Last winter a Florida woman became an internet sensation by giving a police officer an oral warning for speeding. In response, the police union posted her phone number so people could harass her.
Florida police also retaliated against the state trooper who pulled over a reckless Miami cop. She sued and won a settlement for privacy violations.
Under federal law it’s illegal to access private DMV information of a female police officer without good cause. OK, technically everybody’s records are private, but unless the victim is a lawyer or reporter, nobody cares. Police face minimal risk looking up the cute girl who just drove by, digging up dirt on the neighbor, finding where the ex is living now and with whom, etc.
How the victim going to know? She has to guess that stalking or harassment was enabled by illegal access to driver’s records. She has to live in a state where the DMV will reveal who has been looking at drivers’ records. My state won’t, and in some states it’s illegal to reveal privacy violations. She has to pay an FOIA fee. She has to prove to a judge and jury which specific accesses were not for a legitimate purpose. The Eighth Circuit says the statute of limitations runs from date of access, not when you find out. Lawyers have mostly given up.

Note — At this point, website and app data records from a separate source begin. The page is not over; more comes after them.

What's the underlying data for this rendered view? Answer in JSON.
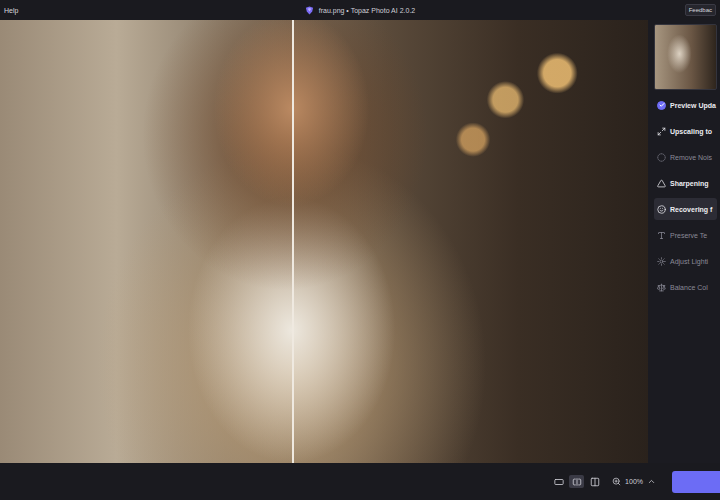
{
  "window": {
    "title": "frau.png • Topaz Photo AI 2.0.2"
  },
  "menu": [
    "Help"
  ],
  "feedback_button": "Feedbac",
  "compare": {
    "level": 0.45
  },
  "preview": {
    "label": "Preview Upda",
    "checked": true
  },
  "sidebar": {
    "items": [
      {
        "label": "Upscaling to",
        "enabled": true,
        "selected": false
      },
      {
        "label": "Remove Nois",
        "enabled": false,
        "selected": false
      },
      {
        "label": "Sharpening",
        "enabled": true,
        "selected": false
      },
      {
        "label": "Recovering f",
        "enabled": true,
        "selected": true
      },
      {
        "label": "Preserve Te",
        "enabled": false,
        "selected": false
      },
      {
        "label": "Adjust Lighti",
        "enabled": false,
        "selected": false
      },
      {
        "label": "Balance Col",
        "enabled": false,
        "selected": false
      }
    ]
  },
  "view_modes": [
    {
      "selected": false
    },
    {
      "selected": true
    },
    {
      "selected": false
    }
  ],
  "zoom": {
    "reading": "100%"
  }
}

I strongly suspect a police officer illegally looked up my information, but I’m not allowed to know.
Meanwhile, many police officers and other VIPs can get their personal information taken out of the system. VIPs have alarms on their computer records to catch snooping.
We should all have alarms. When police search your property they are required to show you a warrant. You are entitled to know the reason for the search unless a judge orders it kept secret. (The Connecticut Attorney General’s office explains.) When police search our DMV records, the DMV should be required to notify us who checked and why.
I’m betting that won’t come to pass. Certainly not in my state, where public employee unions own the legislature.
Lawmakers care little about police misconduct directed against ordinary people. The Drivers Privacy Protection Act was passed because somebody well known got killed by a stalker.
What about your state? Can you dream of a future where police have to obey the law or face the consequences?
The opinions expressed in this post belong to the author and do not necessarily represent those of the National Motorists Association or the NMA Foundation. This content is for informational purposes and is not intended as legal advice. No representations are made regarding the accuracy of this post or the included links.